"We expect over the next few years that companies will hunker down and get the most of the software they bought," said John Bermudez, an analyst at AMR Research. "Private exchanges are a way to get a little more out of the [ERP] software they've spent so much money on installing in the past."

Private trading exchanges differ from public e-marketplaces: They are used by a single organisation to collaborate with its partners and suppliers. While not new in concept, much of the technology and business processes that enable these private marketplaces are. AMR estimates that the private trading exchange market will explode this year, fueling a $35 billion software industry by 2005.

Eager to cash in on that growth, leading ERP vendors have begun introducing software for deploying private exchanges that can be integrated with an enterprise's existing ERP systems. At SAP AG's international e-business conference last month, for example, company subsidiary SAP Markets announced MarketSet 2.0, private exchange software developed jointly with Commerce One that supports not only online business-to-business transactions but also processes such as collaborative engineering and planning, as well as wireless access. The company said private exchanges built with MarketSet 2.0 can be integrated with ERP and collaborative commerce applications from SAP and other vendors.

Over the last year, vendors including J.D. Edwards & Co. and Oracle have released their own versions of private exchanges.

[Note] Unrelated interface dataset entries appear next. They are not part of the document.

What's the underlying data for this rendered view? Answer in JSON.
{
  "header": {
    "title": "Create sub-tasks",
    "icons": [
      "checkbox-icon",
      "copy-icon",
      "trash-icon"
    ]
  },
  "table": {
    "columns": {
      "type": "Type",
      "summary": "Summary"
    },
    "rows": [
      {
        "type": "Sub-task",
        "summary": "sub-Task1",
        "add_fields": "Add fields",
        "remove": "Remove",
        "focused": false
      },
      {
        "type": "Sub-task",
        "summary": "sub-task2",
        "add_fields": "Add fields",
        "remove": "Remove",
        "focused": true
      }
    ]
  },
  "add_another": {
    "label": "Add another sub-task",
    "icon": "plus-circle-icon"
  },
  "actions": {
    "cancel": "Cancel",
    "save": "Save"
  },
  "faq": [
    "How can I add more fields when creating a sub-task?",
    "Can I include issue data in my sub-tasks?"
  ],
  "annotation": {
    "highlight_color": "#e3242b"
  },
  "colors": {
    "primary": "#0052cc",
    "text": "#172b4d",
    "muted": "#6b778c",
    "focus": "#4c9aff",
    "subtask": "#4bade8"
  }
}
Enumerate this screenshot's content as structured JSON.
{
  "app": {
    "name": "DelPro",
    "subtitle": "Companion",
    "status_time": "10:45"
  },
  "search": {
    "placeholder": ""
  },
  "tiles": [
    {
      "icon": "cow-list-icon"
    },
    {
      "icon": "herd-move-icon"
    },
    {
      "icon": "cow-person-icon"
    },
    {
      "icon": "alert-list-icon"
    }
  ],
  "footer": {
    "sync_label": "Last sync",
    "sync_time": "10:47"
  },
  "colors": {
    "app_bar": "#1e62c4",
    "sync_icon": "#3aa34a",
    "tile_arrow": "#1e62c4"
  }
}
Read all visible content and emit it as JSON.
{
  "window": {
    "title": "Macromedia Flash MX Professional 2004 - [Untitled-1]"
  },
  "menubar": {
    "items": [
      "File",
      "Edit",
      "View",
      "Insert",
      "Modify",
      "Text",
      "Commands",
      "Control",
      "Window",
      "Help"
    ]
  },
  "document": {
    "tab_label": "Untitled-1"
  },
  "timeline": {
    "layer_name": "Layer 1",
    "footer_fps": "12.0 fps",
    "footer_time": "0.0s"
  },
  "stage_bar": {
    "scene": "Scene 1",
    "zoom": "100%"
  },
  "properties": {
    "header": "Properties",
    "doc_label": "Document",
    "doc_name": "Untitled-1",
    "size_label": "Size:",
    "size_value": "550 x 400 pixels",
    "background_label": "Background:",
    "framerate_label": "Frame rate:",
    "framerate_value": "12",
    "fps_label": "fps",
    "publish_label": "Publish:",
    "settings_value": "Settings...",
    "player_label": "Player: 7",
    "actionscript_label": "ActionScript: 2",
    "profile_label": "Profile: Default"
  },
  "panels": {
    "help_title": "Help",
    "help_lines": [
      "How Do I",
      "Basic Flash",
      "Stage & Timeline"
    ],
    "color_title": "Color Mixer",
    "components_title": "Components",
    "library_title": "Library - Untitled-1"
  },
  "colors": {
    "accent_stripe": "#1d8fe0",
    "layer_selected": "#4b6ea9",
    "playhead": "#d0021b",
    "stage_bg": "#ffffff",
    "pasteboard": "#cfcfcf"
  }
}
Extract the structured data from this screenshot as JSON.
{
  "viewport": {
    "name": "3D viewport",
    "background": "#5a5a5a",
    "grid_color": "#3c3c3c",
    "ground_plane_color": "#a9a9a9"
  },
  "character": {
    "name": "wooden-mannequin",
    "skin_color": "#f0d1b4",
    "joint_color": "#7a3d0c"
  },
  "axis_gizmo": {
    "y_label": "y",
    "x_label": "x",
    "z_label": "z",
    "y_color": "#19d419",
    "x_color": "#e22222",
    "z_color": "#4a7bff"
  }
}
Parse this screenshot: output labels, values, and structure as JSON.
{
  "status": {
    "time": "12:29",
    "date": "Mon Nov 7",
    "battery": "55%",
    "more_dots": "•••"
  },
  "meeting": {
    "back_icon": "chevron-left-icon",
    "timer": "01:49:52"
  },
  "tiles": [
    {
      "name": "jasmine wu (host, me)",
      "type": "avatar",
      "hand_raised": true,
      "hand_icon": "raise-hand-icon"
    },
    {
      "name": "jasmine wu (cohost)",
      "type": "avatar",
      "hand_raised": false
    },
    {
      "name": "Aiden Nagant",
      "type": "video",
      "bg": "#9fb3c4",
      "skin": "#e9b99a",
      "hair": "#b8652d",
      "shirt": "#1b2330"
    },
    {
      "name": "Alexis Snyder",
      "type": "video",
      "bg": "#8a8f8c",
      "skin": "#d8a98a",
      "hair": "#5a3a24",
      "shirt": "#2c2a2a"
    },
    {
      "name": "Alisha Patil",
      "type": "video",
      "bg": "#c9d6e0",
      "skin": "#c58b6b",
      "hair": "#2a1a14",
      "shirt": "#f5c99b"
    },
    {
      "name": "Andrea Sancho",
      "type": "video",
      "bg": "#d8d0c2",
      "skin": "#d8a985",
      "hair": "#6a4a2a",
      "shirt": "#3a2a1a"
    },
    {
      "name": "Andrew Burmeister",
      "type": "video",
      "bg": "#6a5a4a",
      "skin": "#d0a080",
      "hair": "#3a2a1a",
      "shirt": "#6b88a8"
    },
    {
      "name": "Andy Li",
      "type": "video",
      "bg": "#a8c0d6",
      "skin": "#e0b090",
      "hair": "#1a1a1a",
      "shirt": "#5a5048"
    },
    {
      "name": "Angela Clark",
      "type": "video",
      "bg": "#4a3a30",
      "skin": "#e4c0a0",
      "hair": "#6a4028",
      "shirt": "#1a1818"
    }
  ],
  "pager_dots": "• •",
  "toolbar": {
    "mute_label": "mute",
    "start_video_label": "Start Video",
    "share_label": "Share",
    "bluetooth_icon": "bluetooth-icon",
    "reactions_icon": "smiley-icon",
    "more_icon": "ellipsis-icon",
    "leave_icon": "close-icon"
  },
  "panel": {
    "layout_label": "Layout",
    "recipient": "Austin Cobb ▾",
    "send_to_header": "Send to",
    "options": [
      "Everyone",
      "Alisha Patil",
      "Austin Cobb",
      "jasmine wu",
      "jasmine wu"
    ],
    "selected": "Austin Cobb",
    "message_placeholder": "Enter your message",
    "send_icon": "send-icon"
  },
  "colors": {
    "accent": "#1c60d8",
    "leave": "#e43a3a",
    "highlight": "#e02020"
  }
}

Enterprises that have deployed ERP applications are beginning to weigh the relative merits of private exchanges and open e-marketplaces. Colgate-Palmolive, which recently completed a global upgrade to the SAP R/3 4.6 platform, actively participates in consumer products e-marketplace Transora. Its membership in the consumer products consortium plays a large role in the company's efforts to conduct collaborative commerce, said Ed Toben, Colgate- Palmolive's vice president for Global IT.

While Colgate-Palmolive is committed to Transora, Toben said he will consider deploying SAP's private exchange module if it makes sense for his company to do so in the future. "If the business strategy requires a private exchange, then it's an avenue we will explore," Toben said. "Our strategy is to go as far as we can with SAP because of integration issues. The world is complex out there, and you make a conscious effort to simplify the number of vendors in your portfolio."

AMR's Bermudez said even if an organisation is committed to a public exchange, building a private trading exchange may also make sense. A private exchange, he said, can provide a single integration point for B2B e-commerce and serve as the foundation for collaborating with trading partners.